| DATA FOR THIS TASK |
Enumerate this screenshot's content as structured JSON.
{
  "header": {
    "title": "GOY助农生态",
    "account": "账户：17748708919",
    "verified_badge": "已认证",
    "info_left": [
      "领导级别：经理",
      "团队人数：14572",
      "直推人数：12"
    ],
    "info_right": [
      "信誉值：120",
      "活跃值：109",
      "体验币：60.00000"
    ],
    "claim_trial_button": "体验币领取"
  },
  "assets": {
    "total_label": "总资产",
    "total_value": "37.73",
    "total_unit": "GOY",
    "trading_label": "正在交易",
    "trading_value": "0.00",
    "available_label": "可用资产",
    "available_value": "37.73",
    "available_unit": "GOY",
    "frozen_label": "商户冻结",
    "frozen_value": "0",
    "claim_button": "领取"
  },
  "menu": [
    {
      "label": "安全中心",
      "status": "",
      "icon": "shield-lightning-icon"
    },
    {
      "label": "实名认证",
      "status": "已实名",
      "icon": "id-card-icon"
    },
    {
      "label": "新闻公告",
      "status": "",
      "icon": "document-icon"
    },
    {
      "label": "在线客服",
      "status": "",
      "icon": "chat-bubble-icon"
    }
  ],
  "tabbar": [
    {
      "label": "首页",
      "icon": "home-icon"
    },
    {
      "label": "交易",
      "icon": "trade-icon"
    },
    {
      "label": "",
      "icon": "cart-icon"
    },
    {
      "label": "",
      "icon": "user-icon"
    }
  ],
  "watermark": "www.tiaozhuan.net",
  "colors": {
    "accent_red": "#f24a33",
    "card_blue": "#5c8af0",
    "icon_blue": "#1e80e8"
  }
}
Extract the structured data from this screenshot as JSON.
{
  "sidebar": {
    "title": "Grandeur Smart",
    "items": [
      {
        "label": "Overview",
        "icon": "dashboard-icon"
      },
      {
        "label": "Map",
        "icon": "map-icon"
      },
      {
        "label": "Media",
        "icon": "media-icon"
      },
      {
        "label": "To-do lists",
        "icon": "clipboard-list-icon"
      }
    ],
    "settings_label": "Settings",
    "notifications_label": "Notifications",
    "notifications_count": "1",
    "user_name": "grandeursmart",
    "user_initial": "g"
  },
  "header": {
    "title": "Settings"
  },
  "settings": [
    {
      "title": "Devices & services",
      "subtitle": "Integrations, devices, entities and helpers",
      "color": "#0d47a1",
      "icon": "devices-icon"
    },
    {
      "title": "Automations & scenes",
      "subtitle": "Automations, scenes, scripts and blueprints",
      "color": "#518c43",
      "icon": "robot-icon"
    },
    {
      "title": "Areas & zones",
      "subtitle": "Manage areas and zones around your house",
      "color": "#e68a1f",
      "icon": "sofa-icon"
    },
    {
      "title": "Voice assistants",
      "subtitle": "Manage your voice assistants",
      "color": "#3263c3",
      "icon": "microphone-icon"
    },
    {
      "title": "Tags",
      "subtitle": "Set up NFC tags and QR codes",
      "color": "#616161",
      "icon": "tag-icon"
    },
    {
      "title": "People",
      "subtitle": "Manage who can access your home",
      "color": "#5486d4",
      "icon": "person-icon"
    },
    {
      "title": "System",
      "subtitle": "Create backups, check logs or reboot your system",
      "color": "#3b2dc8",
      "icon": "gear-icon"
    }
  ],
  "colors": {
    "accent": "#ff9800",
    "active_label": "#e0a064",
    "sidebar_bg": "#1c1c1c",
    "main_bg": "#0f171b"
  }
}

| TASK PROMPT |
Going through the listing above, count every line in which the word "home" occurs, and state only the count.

| OUTPUT BELOW |
2